◆ DATA SUPPLIED ◆
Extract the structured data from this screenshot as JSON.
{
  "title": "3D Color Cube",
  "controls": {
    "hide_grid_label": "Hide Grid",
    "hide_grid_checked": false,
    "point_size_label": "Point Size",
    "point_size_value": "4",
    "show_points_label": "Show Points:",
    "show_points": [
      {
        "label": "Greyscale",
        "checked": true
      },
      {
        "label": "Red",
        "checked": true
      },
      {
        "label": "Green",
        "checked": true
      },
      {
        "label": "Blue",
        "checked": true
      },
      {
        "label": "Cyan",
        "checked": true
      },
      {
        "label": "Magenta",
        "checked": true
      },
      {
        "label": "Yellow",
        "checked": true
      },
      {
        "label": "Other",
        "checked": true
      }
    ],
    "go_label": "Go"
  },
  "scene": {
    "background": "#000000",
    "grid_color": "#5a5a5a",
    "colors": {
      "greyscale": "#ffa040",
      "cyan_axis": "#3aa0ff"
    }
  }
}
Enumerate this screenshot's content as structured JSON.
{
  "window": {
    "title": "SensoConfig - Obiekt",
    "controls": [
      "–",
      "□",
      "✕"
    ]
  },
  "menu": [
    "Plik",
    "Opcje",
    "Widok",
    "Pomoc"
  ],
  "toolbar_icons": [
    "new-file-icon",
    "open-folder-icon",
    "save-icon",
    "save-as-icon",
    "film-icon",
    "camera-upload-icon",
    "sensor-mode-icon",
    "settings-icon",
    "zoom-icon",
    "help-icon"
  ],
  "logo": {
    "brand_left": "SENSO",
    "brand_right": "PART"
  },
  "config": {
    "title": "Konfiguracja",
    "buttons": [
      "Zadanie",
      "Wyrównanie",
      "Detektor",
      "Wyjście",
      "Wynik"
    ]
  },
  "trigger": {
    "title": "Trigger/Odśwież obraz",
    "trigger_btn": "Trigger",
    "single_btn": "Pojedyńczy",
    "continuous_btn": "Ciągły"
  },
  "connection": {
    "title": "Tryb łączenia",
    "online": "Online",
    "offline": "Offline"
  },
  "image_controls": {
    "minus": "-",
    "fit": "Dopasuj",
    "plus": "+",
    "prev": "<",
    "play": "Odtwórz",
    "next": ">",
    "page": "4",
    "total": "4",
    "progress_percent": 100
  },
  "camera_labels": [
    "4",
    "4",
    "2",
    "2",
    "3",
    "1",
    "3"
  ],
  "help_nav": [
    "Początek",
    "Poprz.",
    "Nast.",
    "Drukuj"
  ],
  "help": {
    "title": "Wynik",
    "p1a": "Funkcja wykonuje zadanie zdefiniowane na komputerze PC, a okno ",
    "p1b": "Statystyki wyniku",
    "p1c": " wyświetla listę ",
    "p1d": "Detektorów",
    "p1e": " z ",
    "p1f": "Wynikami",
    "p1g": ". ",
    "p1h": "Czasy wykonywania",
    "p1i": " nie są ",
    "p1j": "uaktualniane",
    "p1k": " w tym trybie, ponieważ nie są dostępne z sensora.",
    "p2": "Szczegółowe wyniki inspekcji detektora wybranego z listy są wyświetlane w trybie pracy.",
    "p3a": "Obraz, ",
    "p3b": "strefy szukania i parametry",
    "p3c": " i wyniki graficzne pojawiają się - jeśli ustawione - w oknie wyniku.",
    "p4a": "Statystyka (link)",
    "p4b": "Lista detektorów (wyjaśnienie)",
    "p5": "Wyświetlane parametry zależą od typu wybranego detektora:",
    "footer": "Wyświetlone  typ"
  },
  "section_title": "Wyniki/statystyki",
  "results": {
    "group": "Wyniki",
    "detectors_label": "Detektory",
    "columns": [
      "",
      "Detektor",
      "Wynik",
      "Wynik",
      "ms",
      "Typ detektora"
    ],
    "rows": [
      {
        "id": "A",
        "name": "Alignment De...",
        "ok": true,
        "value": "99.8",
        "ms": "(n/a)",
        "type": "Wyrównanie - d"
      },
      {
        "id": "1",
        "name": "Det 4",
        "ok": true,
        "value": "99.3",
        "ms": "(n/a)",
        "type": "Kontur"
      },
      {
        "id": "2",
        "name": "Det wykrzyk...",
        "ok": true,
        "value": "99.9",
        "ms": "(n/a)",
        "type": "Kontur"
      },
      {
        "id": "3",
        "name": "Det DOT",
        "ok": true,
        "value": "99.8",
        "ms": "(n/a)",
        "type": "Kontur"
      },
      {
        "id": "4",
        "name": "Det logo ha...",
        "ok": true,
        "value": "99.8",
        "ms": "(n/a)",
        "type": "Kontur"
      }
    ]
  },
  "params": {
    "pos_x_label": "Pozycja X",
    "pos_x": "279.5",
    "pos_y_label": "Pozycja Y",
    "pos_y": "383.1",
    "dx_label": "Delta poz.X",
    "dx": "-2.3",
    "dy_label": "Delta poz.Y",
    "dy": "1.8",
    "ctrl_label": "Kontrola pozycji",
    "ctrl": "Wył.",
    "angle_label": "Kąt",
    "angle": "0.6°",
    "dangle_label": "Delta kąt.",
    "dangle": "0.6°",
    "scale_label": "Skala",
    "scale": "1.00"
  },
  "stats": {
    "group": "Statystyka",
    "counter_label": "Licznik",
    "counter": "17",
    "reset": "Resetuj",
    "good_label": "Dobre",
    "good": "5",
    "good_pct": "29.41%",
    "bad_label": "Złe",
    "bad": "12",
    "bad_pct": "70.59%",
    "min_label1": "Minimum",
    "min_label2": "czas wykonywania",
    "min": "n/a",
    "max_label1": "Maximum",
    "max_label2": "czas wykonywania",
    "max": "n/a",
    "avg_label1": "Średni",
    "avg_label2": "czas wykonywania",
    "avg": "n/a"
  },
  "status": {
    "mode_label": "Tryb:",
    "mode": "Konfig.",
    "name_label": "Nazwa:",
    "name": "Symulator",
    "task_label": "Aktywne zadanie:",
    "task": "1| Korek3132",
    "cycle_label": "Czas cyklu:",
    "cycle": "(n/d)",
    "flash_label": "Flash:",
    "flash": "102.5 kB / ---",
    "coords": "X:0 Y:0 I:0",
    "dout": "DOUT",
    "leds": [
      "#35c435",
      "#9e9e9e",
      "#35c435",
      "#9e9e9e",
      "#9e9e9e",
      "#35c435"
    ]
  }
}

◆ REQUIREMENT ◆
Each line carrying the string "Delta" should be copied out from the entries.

◆ YOUR RESPONSE ◆
    "dx_label": "Delta poz.X",
    "dy_label": "Delta poz.Y",
    "dangle_label": "Delta kąt.",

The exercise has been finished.